The essence of the IBC is speed. The bankruptcy code mandates a 270-day deadline for resolving insolvency cases. But the IBC had not accounted for the ingenuity – more accurately, cussedness – of Indian promoters. Every time an insolvency case nears resolution by banks and institutional lenders, promoters launch counter-bids, often after the deadline. The Arcelor Mittal-Essar Steel case is an example of how the IBC can be subverted.
Fortunately, the Supreme Court has kept an eagle eye out for such dilatory tactics. But it has a heavy work load and the multitude of cases before the NCLT and NCLAT benches makes micro supervision by the apex court itself a cause for delay. Conscious of this, the apex court in its recent judgement directed the government to set up NCLAT circuit benches across India within six months.
The IBC was meant to take the NPA crisis head on. Huge bank debts were piled up by Indian corporates in the boom years of 2005-08. But lax Reserve Bank of India (RBI) rules kept most of these debts off bank balance sheets. Complicit bank managements rolled over bad debts to keep NPAs artificially low. The toxic cycle was finally broken in 2015 when the RBI introduced strict new rules to recognise bad loans. Within a year, NPAs shot up as banks were forced to clean up their balance sheets.

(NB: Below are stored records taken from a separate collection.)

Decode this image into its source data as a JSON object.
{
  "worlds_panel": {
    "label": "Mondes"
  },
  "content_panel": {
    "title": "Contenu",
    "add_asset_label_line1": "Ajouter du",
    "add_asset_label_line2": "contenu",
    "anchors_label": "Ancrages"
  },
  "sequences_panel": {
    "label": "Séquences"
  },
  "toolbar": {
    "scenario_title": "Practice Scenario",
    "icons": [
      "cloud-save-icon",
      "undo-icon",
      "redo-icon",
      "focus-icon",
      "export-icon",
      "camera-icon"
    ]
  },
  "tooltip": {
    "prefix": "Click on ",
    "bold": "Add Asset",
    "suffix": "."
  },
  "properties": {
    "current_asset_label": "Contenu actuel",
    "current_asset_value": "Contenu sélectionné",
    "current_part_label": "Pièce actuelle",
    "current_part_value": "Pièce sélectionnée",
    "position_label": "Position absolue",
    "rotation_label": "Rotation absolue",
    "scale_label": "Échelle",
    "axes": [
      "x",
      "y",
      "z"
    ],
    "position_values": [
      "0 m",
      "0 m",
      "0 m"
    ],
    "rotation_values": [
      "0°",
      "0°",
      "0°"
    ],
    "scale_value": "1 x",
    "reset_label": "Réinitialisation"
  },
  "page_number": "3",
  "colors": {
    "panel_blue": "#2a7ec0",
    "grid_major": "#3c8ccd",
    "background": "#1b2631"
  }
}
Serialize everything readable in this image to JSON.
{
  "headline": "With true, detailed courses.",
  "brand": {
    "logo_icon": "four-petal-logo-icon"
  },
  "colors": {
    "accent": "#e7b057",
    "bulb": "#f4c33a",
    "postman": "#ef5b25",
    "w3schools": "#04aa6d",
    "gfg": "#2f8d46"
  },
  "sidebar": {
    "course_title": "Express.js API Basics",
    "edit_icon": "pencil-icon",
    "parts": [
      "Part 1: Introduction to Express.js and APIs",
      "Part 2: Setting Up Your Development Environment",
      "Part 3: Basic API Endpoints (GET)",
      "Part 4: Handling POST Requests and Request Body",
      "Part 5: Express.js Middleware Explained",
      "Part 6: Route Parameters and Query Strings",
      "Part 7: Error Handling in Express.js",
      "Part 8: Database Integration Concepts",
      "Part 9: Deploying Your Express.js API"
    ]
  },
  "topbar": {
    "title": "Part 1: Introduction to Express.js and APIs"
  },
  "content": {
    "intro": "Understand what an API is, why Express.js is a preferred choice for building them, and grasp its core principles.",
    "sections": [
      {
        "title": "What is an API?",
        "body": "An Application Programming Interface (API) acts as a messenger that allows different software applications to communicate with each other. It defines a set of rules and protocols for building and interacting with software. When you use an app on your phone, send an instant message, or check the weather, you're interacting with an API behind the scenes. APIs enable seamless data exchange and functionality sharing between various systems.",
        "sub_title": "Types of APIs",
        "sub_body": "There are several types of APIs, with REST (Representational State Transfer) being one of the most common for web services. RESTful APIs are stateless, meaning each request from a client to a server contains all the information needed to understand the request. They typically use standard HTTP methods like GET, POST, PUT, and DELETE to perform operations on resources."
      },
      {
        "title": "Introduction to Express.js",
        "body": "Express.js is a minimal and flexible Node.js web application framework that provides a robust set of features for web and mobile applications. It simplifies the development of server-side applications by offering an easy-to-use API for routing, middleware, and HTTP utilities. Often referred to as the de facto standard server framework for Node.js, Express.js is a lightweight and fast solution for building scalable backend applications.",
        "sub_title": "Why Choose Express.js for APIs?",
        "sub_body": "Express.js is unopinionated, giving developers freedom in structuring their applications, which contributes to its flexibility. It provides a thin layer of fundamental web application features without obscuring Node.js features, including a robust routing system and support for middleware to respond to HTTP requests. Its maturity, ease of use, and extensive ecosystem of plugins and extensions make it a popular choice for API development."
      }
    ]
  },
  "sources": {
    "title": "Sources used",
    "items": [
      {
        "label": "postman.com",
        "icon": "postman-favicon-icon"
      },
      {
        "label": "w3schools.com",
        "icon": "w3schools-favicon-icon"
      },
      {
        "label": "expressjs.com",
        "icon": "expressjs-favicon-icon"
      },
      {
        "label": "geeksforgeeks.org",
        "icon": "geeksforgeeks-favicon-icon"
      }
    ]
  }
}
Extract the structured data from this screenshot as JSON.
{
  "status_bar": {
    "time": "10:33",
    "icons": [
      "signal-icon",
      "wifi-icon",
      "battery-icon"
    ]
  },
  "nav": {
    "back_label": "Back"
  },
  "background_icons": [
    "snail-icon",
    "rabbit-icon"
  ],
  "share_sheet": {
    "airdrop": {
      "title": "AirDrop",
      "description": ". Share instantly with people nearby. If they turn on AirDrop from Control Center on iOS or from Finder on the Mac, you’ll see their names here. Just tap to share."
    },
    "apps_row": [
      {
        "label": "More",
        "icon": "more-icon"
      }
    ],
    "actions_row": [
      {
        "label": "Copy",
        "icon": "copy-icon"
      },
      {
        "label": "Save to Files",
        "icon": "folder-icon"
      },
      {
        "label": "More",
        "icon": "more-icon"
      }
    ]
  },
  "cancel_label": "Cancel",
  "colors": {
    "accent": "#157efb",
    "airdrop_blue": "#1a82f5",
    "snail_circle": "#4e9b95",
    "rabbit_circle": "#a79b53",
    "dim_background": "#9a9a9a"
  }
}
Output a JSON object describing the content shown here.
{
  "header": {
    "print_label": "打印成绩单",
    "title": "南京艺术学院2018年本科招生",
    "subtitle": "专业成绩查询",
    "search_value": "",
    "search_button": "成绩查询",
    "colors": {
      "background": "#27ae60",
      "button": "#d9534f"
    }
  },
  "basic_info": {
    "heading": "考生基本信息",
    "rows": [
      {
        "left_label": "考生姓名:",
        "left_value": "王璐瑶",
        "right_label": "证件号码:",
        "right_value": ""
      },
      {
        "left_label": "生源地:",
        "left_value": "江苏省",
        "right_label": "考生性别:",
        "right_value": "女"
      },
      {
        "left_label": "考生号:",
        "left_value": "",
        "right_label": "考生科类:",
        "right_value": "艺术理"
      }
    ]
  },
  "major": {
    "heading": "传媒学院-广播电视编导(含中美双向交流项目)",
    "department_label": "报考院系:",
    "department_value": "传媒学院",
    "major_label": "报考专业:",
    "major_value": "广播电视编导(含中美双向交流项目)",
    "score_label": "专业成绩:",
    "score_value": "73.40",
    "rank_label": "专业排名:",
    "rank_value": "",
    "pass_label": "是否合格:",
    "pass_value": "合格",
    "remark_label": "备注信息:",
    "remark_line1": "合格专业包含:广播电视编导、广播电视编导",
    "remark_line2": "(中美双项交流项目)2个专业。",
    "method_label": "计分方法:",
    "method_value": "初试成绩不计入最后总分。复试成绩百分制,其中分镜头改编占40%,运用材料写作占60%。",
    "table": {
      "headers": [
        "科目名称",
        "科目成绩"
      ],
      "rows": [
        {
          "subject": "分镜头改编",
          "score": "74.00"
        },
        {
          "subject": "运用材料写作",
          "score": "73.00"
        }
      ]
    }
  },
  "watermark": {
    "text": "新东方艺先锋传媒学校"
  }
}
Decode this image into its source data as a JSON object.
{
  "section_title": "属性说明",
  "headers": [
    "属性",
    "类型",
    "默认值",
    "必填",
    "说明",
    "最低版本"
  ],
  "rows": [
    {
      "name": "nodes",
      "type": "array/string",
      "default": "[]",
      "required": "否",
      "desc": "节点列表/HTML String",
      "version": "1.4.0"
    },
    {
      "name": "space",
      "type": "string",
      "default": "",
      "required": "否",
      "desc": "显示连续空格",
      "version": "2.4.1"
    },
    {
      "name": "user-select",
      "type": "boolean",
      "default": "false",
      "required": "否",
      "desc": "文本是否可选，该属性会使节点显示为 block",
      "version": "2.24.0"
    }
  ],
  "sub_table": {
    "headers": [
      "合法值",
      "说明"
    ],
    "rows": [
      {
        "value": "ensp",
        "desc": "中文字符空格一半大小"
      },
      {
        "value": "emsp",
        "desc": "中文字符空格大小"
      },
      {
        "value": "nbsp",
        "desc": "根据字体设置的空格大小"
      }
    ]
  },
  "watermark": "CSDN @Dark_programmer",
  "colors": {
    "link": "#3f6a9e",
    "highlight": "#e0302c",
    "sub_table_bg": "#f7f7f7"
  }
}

The IBC was legislated to stop promoters treating bank loans cavalierly. Under the code, promoters stood to lose their companies if they didn’t pay up. Indeed, the IBC has helped resolve many cases even before the code kicks in as the fear of losing their firms forced promoters to settle out of court with banks accepting varying degrees of haircuts.
But as the IBC lumbers on, the paucity of NCLT and NCLAT benches, poor infrastructure and legal speedbreakers threaten to damage what was till recently regarded as one of the most progressive financial legislations of the NDA government. The task now for all stakeholders – lenders, creditors, resolution professionals, promoters and NCLT benches – is to protect the integrity of the IBC process. If delays occur due to artificial legal hurdles from defaulting promoters or intervention by statutory authorities, the very purpose of the IBC will be defeated.
Promoters have for too long milked the banking system. The IBC instilled fear in them. Capricious borrowing stopped and repayments surged as promoters fought to retain control of their companies. Bank NPAs, for the first time since 2015, have begun to witness a decline.
But if you give a defaulting promoter an inch, he will take a mile. That must not be allowed to happen or the IBC’s sanctity and the financial discipline it imposes will be lost forever.